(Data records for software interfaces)
== Segment start ==
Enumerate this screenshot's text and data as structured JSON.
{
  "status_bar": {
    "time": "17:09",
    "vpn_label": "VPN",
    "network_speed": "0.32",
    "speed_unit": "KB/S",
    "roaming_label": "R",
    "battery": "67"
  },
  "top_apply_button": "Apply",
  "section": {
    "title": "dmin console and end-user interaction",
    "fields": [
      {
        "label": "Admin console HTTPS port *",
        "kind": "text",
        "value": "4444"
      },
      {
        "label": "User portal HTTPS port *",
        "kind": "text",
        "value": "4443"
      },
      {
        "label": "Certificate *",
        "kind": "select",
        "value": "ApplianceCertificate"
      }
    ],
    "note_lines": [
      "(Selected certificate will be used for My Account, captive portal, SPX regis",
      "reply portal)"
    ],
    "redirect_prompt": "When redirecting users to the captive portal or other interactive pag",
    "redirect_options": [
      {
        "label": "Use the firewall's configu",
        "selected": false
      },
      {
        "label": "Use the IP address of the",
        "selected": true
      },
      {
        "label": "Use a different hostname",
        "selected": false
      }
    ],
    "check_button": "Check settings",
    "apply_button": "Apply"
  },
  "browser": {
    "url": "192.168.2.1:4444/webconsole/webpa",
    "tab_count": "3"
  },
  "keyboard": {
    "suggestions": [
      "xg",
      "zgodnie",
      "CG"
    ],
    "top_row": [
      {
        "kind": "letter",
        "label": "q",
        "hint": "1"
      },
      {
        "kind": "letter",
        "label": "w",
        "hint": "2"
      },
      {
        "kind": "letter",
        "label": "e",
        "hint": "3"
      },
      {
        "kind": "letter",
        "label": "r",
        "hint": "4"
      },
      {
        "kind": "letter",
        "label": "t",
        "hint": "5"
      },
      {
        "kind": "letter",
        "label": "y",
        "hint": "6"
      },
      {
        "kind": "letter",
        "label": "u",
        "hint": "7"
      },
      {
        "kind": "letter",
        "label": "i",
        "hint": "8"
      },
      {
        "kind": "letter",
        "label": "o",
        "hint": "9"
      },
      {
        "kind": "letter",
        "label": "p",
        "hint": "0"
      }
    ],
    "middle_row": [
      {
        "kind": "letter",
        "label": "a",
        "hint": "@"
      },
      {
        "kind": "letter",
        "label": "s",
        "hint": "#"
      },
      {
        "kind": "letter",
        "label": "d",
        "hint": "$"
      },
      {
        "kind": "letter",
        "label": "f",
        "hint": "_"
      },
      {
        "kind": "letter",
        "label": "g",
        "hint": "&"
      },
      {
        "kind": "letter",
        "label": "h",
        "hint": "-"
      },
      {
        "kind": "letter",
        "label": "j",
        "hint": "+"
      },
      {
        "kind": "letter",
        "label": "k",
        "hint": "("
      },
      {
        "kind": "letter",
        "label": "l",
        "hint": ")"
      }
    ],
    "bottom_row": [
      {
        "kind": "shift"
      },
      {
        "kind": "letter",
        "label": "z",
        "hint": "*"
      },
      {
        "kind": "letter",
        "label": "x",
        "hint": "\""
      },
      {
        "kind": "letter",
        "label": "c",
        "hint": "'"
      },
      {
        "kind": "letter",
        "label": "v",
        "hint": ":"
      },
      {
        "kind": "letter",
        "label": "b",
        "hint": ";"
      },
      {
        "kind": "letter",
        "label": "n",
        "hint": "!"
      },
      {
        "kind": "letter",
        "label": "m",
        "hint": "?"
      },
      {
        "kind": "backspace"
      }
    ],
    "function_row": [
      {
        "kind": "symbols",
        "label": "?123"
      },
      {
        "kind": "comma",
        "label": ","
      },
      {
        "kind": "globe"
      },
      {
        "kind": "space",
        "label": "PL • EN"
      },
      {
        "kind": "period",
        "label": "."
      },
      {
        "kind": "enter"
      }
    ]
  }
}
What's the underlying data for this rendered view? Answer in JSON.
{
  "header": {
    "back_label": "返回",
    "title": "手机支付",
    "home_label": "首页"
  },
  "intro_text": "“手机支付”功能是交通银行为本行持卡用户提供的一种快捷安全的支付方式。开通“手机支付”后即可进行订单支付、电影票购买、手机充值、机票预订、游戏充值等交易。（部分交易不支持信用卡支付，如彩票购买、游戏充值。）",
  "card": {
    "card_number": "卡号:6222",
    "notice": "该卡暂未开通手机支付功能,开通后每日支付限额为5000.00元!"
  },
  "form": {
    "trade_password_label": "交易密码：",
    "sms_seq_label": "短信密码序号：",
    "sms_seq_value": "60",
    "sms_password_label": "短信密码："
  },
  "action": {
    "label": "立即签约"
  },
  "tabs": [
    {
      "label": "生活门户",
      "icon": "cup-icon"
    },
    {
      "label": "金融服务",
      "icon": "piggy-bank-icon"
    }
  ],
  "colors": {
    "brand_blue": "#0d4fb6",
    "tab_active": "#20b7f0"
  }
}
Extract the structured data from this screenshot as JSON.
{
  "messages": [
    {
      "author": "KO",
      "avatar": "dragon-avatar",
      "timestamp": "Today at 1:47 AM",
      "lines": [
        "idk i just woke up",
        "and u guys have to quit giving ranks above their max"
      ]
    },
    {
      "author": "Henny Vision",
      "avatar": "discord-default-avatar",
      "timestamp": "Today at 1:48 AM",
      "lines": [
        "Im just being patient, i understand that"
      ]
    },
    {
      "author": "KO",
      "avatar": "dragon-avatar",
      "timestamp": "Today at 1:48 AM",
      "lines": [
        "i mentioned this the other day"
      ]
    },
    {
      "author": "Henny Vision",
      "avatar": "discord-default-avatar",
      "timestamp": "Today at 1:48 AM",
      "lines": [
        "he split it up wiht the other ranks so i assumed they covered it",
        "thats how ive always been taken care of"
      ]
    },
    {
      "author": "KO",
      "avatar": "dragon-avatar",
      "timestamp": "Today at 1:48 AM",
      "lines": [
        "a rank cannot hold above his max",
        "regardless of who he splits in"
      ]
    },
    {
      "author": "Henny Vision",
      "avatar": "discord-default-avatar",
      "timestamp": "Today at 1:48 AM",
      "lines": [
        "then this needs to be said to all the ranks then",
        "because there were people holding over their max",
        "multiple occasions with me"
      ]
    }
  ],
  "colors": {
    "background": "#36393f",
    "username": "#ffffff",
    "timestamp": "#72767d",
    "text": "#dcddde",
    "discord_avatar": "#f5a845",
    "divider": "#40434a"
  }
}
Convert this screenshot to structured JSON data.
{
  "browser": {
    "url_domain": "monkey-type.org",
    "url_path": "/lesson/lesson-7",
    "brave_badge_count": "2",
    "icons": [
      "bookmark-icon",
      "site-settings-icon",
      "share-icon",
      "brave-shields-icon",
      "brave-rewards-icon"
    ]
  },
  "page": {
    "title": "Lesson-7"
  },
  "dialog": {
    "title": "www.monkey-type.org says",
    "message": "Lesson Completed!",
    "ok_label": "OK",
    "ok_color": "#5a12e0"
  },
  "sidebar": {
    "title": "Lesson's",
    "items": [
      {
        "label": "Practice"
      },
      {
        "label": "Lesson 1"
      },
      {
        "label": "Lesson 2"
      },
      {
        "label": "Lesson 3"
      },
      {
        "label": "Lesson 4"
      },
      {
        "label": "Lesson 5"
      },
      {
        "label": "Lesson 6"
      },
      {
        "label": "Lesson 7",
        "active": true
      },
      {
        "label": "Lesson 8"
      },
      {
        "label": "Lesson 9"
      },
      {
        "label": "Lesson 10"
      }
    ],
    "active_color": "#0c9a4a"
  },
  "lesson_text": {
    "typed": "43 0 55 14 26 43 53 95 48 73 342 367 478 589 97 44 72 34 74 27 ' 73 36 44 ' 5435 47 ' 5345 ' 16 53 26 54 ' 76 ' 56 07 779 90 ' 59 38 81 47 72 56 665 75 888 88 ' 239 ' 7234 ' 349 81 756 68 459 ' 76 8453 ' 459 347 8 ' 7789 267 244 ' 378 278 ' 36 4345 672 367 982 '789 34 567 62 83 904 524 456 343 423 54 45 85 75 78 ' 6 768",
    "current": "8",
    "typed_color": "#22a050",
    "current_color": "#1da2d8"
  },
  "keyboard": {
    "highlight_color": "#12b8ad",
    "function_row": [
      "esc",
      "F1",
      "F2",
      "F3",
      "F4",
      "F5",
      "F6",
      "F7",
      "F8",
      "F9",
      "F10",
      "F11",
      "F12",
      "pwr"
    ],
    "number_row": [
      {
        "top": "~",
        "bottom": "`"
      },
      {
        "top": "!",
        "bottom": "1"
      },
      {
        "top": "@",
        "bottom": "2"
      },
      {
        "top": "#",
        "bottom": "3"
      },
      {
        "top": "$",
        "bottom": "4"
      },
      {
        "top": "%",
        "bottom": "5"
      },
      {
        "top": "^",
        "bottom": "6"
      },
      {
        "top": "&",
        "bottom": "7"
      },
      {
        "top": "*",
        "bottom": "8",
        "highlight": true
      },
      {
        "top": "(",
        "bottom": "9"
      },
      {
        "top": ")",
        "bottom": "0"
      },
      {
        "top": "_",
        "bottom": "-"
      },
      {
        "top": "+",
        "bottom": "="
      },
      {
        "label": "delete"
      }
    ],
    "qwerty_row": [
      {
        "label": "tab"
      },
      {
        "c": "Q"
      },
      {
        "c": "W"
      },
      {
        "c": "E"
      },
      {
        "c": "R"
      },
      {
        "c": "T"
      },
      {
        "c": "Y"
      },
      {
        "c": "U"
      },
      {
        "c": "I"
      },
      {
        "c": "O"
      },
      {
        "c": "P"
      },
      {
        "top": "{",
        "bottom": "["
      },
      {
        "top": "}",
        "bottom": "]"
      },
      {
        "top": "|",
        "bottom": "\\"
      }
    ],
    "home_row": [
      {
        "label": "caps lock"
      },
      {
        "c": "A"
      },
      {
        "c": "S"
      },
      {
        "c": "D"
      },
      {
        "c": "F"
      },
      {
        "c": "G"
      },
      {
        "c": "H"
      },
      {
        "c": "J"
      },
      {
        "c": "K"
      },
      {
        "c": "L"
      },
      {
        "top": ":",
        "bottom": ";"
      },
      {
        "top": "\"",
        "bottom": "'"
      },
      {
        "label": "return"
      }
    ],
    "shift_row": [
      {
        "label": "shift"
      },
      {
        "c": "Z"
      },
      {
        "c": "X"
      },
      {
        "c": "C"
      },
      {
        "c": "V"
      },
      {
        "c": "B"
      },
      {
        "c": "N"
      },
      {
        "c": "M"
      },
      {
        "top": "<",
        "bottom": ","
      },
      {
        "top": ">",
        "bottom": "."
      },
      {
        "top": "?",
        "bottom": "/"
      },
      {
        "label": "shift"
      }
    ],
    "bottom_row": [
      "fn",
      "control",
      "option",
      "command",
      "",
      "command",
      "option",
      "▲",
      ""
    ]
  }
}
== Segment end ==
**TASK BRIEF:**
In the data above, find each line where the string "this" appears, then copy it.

**RESPONSE BOX:**
Enumerate this screenshot's text and data as structured JSON.
What's the underlying data for this rendered view? Answer in JSON.
Extract the structured data from this screenshot as JSON.
        "i mentioned this the other day"
        "then this needs to be said to all the ranks then",
Convert this screenshot to structured JSON data.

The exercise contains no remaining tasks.